Work order:
Check each line of the data for "hint", and copy the ones that have it.

Supplied information:

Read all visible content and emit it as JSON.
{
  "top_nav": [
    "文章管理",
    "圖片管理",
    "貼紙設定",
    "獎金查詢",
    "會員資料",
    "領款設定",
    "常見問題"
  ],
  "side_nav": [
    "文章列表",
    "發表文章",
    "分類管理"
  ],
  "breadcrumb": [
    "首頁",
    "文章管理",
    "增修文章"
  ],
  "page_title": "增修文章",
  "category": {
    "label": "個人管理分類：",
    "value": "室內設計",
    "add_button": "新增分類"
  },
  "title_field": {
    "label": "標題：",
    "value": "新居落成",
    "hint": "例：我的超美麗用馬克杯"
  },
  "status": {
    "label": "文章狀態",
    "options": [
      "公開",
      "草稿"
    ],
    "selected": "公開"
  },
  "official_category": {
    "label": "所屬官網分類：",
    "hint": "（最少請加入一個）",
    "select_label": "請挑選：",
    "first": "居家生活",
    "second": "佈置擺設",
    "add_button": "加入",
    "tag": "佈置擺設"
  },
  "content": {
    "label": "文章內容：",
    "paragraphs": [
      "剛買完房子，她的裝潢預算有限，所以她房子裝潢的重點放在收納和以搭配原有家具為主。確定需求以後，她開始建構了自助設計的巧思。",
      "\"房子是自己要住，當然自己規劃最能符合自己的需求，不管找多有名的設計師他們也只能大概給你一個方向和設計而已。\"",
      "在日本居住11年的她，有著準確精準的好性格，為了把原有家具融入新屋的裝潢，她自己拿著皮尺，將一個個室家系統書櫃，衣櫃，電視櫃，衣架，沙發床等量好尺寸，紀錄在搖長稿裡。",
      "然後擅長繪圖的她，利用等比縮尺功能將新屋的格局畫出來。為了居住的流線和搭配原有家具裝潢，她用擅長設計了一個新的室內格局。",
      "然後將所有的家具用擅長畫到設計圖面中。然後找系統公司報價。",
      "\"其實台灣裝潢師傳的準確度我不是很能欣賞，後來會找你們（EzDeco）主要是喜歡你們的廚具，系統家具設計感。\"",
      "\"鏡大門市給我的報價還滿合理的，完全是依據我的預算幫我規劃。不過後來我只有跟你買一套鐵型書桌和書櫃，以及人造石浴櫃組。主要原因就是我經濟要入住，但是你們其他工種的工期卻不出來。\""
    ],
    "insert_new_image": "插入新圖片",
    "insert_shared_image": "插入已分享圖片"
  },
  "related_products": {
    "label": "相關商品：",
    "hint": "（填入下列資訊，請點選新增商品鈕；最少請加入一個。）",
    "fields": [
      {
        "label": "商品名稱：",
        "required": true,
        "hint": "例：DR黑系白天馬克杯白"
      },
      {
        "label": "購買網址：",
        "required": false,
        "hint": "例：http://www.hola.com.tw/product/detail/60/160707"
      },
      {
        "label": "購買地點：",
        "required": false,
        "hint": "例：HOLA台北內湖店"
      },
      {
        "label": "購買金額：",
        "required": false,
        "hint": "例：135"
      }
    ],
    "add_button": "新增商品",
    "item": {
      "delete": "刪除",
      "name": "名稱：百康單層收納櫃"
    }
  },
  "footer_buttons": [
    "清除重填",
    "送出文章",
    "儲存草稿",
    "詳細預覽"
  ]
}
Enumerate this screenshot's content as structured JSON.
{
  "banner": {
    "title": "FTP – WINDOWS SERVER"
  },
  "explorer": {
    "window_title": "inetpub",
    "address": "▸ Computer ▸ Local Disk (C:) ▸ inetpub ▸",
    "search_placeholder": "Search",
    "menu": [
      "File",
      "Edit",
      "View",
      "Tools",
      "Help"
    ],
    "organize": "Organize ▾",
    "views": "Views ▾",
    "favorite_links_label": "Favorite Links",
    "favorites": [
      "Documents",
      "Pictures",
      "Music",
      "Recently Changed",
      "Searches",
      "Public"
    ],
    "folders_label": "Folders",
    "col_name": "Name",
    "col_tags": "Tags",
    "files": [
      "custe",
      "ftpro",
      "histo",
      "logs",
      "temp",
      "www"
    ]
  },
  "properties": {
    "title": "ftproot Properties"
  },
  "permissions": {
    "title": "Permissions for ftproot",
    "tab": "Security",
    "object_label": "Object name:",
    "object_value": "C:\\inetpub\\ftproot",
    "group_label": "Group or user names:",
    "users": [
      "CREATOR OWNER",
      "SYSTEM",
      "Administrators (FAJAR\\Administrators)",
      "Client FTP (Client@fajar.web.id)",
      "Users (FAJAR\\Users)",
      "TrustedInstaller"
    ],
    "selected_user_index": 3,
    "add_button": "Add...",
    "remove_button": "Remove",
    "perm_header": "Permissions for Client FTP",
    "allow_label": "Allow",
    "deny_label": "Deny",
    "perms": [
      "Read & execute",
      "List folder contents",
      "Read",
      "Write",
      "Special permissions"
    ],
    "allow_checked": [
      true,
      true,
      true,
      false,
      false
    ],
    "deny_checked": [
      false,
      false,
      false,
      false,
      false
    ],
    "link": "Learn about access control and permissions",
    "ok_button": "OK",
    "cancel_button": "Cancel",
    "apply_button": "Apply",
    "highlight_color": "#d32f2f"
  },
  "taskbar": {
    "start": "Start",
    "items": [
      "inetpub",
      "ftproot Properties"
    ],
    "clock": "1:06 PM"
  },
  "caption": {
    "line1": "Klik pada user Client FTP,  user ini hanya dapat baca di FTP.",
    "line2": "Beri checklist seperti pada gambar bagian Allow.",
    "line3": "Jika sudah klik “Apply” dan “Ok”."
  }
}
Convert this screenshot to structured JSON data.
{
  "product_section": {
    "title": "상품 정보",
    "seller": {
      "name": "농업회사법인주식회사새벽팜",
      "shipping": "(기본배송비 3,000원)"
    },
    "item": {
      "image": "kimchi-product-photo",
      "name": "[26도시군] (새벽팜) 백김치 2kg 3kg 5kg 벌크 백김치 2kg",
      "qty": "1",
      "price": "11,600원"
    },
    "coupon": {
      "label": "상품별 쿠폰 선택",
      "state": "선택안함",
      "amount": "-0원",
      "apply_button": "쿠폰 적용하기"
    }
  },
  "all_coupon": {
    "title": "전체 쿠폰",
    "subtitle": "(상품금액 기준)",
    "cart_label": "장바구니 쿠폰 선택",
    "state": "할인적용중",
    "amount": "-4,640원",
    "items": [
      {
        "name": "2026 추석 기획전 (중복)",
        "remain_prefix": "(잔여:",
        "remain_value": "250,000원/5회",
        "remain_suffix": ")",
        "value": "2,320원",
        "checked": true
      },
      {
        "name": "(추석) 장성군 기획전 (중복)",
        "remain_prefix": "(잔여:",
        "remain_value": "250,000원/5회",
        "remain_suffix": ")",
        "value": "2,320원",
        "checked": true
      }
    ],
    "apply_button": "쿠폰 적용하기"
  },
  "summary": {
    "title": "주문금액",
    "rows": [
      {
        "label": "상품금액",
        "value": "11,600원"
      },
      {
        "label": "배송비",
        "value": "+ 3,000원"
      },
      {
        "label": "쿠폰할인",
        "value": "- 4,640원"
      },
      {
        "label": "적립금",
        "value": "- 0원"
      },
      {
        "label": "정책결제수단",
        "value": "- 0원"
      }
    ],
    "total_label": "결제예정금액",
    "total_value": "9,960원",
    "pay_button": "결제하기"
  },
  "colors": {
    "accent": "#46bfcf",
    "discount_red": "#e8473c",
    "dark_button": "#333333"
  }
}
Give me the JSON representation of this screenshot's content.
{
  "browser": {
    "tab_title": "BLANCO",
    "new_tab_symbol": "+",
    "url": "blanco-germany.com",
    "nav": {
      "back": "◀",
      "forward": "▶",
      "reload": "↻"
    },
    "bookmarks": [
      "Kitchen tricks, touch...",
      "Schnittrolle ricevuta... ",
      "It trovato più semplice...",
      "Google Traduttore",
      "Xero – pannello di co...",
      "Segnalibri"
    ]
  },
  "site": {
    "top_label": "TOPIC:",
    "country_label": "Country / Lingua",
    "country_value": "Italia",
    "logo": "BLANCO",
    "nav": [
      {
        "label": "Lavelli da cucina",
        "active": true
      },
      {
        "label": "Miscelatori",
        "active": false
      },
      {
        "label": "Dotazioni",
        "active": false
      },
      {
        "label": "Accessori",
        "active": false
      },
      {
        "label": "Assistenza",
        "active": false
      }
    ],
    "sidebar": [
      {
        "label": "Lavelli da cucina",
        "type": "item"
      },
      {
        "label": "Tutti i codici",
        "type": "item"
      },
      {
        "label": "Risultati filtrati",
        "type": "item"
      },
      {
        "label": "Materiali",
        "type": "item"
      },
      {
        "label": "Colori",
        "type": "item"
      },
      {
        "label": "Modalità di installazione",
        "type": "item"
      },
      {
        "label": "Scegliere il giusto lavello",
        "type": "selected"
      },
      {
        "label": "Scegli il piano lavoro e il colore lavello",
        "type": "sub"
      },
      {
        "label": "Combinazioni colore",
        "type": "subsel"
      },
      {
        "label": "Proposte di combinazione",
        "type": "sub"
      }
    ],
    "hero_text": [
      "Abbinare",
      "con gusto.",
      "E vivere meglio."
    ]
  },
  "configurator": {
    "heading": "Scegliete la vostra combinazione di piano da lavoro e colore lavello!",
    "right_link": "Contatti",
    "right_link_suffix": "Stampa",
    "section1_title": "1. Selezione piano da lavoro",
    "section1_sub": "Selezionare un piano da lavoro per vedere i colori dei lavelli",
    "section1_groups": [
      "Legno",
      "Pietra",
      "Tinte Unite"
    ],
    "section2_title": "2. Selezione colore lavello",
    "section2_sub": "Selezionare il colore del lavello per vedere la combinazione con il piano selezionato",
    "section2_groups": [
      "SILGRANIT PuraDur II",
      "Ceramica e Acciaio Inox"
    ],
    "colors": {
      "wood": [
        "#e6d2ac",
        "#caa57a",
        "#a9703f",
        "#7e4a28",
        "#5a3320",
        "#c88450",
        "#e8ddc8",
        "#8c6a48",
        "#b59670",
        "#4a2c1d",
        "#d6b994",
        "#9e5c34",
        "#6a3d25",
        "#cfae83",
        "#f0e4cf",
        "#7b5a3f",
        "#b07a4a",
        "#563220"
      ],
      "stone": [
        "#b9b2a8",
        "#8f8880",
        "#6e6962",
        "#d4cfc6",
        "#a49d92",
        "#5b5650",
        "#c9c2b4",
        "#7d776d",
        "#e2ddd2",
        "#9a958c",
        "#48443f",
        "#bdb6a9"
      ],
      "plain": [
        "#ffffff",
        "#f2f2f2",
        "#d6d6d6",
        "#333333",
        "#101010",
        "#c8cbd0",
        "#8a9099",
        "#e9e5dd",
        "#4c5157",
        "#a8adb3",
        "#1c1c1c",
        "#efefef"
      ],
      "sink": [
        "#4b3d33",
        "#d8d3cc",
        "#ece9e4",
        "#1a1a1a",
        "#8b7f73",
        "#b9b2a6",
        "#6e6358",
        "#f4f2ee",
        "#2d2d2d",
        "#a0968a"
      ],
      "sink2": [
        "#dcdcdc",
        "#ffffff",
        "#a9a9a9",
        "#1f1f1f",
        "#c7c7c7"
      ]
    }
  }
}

Output of the exercise:
    "hint": "例：我的超美麗用馬克杯"
    "hint": "（最少請加入一個）",
    "hint": "（填入下列資訊，請點選新增商品鈕；最少請加入一個。）",
        "hint": "例：DR黑系白天馬克杯白"
        "hint": "例：http://www.hola.com.tw/product/detail/60/160707"
        "hint": "例：HOLA台北內湖店"
        "hint": "例：135"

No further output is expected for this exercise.